Moai statues represent ancestors who have passed on, community elder Maria Elena Hotu told “GMA.” They create connections between current generations and their ancestors.
According to oral tradition passed down among the island’s people, the heavy statues walked themselves, Hunt said.
Today, islanders use rope and their own collective strength to move the moai from side to side to make them appear as if they are walking forward.
The recently discovered moai was “full-bodied with recognisable features but no clear definition,” according to a statement from the Ma’u Henua Indigenous Community given to The Guardian.
“It’s a really unique discovery as it’s the first time that a moai has been discovered inside a laguna in a Rano Raraku crater,” the statement said.
Has climate change affected moai statues?
Researchers believe climate-induced changes drying the lake led to this most recent discovery. These changes created an “unusual opportunity” to study the area, Hunt said on “GMA.”
There are nearly 1,000 moai in the area, and several have been charred by a forest fire on the island in October, according to The Guardian.
With strong storms and subsequent droughts “and exposure to the elements in general, the statues will weather faster,” Hunt said.
“Good Morning America” also reported rising sea levels have sped up the erosion process along the coast, where moai statues stand and watch over the island.
The outlet said islanders are building a retaining wall to help prevent future damage.
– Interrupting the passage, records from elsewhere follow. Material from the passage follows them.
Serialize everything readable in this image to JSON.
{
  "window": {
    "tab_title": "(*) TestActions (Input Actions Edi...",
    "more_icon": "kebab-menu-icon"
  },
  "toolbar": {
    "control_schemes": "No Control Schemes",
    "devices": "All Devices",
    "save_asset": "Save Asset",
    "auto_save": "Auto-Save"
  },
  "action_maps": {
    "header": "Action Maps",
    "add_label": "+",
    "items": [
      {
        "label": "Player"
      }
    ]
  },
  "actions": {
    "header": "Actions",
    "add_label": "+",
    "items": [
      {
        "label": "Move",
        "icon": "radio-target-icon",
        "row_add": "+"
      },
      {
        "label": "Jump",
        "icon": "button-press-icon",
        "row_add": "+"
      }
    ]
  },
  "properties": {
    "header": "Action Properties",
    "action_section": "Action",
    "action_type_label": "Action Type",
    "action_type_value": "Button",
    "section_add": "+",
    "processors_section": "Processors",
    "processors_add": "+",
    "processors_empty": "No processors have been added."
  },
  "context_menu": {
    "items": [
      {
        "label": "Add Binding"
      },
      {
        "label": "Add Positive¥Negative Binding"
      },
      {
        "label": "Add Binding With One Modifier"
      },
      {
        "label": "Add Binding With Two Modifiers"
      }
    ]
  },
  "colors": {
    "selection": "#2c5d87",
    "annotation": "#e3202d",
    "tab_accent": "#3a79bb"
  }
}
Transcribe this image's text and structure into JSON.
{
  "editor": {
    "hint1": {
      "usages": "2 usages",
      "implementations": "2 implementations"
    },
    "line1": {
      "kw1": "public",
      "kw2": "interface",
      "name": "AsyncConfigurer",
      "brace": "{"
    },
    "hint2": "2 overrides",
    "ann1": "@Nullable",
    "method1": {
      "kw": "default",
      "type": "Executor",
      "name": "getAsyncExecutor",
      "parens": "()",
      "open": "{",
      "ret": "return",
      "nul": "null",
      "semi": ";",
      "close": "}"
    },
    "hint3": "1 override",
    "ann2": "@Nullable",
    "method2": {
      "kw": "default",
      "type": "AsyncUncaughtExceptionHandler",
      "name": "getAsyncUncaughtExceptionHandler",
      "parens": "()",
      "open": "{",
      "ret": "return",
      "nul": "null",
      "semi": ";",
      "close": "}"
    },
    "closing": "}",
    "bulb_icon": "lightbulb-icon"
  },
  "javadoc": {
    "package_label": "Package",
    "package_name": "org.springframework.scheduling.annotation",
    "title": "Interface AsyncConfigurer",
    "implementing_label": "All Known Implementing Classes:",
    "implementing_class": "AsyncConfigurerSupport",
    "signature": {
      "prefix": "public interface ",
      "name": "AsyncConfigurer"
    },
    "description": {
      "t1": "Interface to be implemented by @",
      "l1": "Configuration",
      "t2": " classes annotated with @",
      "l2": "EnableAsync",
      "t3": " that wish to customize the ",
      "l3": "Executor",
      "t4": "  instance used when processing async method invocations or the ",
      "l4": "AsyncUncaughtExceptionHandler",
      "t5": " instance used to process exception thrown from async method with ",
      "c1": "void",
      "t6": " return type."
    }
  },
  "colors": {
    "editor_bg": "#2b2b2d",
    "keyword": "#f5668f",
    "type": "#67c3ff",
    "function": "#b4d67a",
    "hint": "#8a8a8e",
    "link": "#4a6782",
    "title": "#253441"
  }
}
Saleen Martin is a reporter on USA TODAY’s NOW team. She is from Norfolk, Virginia – the 757 – and loves all things horror, witches, Christmas, and food. Follow her on Twitter at @Saleen_Martin or email her at email@example.com.